Always keep in mind that when you're trying to 'beat' the system, it always comes back on you. CBS recently reported on a story about a 22-year-old was recently arrested on workers' compensation fraud in California.
According to their reports, Shawna Palmer filed for workers' compensation in March of this year, citing a foot injury that left her unable to work and walk. It was said that she went to doctors and received an orthopedic shoe and crutches and was told not to return to work.
While Ms. Palmer was receiving her workers' compensation benefits, she had apparently participated in two beauty contests and was seen walking in high heels and showed no sign of discomfort (what beauty contestant doesn't smile?). That led to an investigation into her workers comp claim.
It was not hard to collect evidence against Ms. Palmer because she had been participating in a high profile contest, where footage from the contests ended up on social media sites such as YouTube.
There was no doubt that Ms. Palmer was hurt on the job, but when she began to fabricate the severity of her injury-- lying to both her employer and doctors while still collecting benefits-- there was a problem.
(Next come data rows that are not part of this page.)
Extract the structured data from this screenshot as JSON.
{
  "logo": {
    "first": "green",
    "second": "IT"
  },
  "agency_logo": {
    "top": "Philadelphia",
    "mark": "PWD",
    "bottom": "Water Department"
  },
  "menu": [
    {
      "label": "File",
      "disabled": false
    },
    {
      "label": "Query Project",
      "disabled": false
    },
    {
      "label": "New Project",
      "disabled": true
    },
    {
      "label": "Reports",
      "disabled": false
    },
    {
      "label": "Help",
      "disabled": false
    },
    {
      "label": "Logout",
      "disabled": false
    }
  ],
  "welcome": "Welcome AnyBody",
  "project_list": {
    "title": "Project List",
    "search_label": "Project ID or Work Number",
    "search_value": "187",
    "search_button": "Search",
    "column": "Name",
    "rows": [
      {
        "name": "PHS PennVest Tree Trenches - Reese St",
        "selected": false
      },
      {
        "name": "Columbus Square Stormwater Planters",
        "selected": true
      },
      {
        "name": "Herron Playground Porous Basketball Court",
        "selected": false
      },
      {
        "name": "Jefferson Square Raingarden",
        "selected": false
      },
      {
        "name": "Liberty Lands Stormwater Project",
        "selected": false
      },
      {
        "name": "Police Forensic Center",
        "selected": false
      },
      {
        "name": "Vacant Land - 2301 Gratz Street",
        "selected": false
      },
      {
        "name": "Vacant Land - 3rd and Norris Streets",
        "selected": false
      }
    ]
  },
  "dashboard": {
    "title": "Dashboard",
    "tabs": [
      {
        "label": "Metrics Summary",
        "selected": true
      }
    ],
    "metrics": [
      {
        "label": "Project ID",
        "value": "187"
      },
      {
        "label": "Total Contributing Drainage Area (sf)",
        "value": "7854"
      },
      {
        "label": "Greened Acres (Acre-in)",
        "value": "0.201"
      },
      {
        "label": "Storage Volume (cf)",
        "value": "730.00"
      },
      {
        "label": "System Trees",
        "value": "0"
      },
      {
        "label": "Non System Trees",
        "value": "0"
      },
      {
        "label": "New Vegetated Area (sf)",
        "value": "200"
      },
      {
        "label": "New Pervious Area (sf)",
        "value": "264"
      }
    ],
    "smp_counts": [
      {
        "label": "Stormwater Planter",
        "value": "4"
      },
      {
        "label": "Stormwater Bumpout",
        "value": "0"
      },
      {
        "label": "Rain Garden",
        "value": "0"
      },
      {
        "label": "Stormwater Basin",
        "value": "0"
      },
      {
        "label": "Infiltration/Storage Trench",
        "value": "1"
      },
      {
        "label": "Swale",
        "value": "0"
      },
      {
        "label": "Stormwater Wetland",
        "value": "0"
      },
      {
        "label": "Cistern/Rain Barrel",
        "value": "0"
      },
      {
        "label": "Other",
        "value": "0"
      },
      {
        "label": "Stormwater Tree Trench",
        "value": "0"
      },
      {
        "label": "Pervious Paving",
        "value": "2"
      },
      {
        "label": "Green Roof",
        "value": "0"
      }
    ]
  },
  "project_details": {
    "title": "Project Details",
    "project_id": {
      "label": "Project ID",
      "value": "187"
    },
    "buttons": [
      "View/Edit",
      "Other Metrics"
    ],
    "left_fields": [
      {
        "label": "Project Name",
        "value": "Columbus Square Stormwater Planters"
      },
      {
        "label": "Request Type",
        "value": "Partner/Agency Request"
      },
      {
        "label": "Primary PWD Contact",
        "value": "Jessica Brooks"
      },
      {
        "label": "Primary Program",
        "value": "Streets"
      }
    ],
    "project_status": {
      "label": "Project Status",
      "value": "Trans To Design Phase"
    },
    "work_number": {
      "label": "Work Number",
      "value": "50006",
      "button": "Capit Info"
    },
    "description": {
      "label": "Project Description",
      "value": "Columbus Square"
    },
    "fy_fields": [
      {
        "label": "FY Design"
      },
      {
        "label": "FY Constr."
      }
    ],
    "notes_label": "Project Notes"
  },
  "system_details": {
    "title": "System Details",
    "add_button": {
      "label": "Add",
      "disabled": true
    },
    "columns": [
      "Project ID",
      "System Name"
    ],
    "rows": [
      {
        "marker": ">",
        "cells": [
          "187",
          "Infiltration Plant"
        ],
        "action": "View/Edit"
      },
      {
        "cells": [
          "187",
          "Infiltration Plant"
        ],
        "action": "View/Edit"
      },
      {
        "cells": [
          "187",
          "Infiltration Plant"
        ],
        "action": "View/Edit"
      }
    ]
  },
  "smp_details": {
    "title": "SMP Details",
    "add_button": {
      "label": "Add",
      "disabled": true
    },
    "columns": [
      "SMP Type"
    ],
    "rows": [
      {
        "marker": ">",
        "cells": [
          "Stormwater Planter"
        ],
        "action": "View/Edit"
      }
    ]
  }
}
She could now face up to a year in prison, three years of probation and have to pay back the amount of benefits she had been receiving when she was caught in the beauty contests.
What Ms. Palmer did when she was lied about her injury while competing in these contests hurts every legitimate worker who has been hurt on the job. But remember, for every high profile, widely reported case of fraud there are probably thousands of hard working Americans relying on workers comp benefits because they were legitimately hurt at work.
Those cases - and the stories of insurance companies denying medical treatment or delaying benefits to workers who need them, never get reported, of course.
For more on this developing story, go to CBSLA.com.